Matthew includes the names of four women in the genealogy of Jesus. The names of the women are Tamar, Rahab and Ruth, and a certain “wife of Uriah”. Why did Matthew go against the conventional wisdom of the day by letting women into his list! Why these four instead of those with a better reputation such as Sarah, Rebekah, and Rachel?” “Doesn’t Matthew remember that lineage is traced through men, not women? And that the function of a genealogy is to give solemn honor to the final descendant, Jesus? Matthew breaks both of these time-honored rules
At the heart of Matthew’s genealogy is this grand gospel. Jesus loves people who are victims as well as perpetrators of family dysfunction and deceit (Tamar); who feel used and worthless (Rahab); who bury loved ones and endure the pain of leaving their homeland (Ruth); and who are used by others for pleasure only to witness the death of so many dreams (Bathsheba). In the end, these four women’s lives are amazing testimonies to God’s love and Immanuel, God is with us.
Question: Who is Rahab, an ancestor of Christ?
Answer: Rahab was, according to the Book of Joshua, a woman, a prostitute, who lived in Jericho in the Promised Land and assisted the Israelites in capturing the city by betraying her people. In the New Testament, she is lauded both as an example of a saint who lived by faith, and as someone “considered righteous” for her works.

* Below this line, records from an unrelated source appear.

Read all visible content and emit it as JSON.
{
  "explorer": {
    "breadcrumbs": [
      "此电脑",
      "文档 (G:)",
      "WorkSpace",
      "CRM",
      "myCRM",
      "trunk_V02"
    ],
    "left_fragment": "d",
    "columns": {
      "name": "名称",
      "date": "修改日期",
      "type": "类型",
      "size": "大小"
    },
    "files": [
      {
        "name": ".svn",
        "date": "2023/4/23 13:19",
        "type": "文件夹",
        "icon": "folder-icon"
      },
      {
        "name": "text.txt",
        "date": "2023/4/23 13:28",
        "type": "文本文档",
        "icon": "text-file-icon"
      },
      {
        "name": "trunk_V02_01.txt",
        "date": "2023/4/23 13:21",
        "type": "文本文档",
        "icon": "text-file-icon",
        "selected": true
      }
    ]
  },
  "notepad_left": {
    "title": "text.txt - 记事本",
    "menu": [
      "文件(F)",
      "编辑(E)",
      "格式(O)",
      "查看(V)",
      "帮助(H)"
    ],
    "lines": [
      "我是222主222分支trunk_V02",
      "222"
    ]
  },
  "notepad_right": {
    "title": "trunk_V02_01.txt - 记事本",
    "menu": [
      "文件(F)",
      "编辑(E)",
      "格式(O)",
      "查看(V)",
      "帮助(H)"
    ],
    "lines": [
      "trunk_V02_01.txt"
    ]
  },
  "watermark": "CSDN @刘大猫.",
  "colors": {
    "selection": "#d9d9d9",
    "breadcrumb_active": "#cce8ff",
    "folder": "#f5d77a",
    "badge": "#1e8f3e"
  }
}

Matthew’s genealogy records her as one of the ancestors of Jesus.